> [WORK REQUIRED] Match on the string "LENS" in the entries below and return every matching line.

> [MATERIAL FOR THIS TASK]
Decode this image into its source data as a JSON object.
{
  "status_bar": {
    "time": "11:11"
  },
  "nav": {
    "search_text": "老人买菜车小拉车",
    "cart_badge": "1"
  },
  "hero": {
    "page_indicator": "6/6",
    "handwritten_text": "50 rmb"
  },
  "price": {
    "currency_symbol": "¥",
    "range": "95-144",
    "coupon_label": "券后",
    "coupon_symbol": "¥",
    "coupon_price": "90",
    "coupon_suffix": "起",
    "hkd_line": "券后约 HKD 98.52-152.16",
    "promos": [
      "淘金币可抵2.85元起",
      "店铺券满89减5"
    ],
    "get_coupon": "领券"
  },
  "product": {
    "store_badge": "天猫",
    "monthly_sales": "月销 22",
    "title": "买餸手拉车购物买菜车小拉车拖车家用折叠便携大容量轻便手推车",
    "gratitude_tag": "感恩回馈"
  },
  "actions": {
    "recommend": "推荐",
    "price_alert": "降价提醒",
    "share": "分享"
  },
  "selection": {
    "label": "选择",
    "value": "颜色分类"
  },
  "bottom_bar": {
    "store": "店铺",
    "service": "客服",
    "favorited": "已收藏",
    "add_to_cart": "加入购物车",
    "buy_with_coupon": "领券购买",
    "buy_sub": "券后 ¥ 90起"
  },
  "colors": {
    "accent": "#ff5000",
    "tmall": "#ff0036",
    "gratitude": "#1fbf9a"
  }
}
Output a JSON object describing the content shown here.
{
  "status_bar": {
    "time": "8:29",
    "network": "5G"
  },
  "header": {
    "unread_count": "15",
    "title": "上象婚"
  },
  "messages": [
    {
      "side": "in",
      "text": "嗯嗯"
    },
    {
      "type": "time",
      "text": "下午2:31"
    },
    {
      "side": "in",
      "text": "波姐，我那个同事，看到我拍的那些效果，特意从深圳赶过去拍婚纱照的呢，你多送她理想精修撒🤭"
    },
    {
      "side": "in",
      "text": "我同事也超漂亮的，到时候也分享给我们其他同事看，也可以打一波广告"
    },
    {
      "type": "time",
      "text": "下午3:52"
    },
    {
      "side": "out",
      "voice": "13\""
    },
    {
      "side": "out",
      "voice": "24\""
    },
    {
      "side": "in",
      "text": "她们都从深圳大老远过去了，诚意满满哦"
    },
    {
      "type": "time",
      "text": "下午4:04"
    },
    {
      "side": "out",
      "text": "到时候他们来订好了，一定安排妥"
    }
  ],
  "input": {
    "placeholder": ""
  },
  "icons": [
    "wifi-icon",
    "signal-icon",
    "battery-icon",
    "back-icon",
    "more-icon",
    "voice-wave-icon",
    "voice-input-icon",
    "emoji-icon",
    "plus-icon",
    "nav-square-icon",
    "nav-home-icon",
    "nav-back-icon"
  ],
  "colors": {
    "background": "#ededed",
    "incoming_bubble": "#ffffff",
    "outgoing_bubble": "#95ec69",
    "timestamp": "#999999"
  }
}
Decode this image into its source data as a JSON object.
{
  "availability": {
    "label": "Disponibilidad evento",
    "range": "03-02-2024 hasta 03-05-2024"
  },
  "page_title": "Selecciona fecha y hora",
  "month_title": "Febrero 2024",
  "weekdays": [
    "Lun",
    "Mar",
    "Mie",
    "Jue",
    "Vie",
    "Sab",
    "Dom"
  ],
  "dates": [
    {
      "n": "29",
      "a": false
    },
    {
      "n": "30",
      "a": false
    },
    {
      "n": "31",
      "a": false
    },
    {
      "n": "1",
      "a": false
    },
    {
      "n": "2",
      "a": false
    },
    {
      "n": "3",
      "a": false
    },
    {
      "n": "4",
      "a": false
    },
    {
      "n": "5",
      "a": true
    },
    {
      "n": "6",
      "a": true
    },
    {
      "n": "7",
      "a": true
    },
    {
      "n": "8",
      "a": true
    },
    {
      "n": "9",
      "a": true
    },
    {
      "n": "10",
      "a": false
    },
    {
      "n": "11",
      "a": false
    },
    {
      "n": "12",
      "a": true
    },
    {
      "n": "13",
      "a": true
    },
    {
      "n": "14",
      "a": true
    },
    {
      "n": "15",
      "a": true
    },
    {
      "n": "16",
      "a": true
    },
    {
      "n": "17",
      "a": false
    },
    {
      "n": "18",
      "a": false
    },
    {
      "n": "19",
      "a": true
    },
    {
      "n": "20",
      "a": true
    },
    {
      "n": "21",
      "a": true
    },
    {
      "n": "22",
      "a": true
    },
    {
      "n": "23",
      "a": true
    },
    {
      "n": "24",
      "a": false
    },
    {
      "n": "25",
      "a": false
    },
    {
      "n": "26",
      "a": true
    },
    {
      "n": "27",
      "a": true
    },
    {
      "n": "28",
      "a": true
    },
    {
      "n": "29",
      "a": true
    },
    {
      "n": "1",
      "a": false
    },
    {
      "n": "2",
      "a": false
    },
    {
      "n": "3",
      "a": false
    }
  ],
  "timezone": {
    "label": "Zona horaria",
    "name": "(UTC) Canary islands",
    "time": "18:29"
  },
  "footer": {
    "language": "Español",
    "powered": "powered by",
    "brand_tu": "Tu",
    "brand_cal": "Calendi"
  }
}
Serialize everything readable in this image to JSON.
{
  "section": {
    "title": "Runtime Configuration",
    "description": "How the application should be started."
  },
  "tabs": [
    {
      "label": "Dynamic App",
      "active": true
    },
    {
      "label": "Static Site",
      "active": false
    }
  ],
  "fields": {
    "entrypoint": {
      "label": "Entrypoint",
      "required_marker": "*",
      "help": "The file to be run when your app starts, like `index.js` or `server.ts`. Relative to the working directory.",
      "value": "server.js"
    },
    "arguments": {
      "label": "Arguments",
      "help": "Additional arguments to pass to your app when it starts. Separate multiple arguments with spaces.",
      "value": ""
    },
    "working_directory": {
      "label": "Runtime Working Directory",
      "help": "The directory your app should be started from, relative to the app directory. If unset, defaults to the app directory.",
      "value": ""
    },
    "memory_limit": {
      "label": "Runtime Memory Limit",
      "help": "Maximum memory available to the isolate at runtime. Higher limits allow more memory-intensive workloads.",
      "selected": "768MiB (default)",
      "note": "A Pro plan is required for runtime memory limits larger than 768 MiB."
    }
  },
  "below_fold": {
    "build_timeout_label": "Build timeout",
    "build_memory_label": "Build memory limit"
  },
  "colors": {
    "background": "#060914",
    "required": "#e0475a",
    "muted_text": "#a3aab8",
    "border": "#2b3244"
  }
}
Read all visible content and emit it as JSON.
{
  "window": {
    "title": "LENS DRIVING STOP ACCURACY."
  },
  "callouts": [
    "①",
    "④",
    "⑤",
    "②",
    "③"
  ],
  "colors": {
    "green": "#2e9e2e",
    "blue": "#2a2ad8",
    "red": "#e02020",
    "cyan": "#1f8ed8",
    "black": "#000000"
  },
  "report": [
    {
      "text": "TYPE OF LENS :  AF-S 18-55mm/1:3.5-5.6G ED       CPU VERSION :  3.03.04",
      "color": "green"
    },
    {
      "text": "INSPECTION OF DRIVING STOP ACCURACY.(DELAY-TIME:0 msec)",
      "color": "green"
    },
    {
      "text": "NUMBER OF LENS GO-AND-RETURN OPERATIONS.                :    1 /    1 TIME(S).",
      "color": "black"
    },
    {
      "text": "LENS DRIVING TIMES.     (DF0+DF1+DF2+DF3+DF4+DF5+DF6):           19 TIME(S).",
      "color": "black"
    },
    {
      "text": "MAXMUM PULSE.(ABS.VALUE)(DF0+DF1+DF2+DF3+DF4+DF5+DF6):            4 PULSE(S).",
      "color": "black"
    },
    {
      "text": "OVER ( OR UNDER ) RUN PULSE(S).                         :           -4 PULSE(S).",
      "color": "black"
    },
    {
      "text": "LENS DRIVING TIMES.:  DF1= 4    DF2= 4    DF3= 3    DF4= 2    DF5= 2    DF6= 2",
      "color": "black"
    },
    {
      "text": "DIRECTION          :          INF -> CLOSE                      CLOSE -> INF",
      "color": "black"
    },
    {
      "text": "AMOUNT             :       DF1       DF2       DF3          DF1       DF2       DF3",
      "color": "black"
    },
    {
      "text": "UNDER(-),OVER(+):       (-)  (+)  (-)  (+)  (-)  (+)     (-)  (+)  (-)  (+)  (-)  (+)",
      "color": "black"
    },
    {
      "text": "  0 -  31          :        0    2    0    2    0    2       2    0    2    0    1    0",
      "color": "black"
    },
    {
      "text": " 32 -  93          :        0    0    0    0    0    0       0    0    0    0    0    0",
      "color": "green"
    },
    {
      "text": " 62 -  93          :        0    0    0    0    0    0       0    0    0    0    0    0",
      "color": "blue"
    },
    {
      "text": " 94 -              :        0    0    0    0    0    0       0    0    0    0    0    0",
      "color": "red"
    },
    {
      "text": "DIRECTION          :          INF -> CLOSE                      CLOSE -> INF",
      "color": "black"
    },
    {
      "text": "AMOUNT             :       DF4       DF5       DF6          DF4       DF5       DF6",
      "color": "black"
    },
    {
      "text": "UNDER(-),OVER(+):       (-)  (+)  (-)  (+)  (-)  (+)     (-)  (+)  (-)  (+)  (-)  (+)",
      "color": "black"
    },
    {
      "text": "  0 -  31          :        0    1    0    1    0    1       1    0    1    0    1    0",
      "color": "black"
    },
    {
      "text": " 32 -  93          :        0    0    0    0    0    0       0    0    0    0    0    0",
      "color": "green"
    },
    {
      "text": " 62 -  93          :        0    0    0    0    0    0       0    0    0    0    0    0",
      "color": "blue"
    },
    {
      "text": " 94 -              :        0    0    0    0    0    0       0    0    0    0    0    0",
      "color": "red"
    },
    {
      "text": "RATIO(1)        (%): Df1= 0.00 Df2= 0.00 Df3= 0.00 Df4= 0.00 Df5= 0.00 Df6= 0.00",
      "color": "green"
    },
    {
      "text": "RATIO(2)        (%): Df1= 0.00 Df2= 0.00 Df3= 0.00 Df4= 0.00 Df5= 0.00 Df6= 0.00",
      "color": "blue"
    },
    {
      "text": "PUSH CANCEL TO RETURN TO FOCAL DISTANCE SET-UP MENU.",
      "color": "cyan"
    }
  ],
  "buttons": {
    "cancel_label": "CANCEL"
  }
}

> [ANSWER TO THE EXERCISE]
    "title": "LENS DRIVING STOP ACCURACY."
      "text": "TYPE OF LENS :  AF-S 18-55mm/1:3.5-5.6G ED       CPU VERSION :  3.03.04",
      "text": "NUMBER OF LENS GO-AND-RETURN OPERATIONS.                :    1 /    1 TIME(S).",
      "text": "LENS DRIVING TIMES.     (DF0+DF1+DF2+DF3+DF4+DF5+DF6):           19 TIME(S).",
      "text": "LENS DRIVING TIMES.:  DF1= 4    DF2= 4    DF3= 3    DF4= 2    DF5= 2    DF6= 2",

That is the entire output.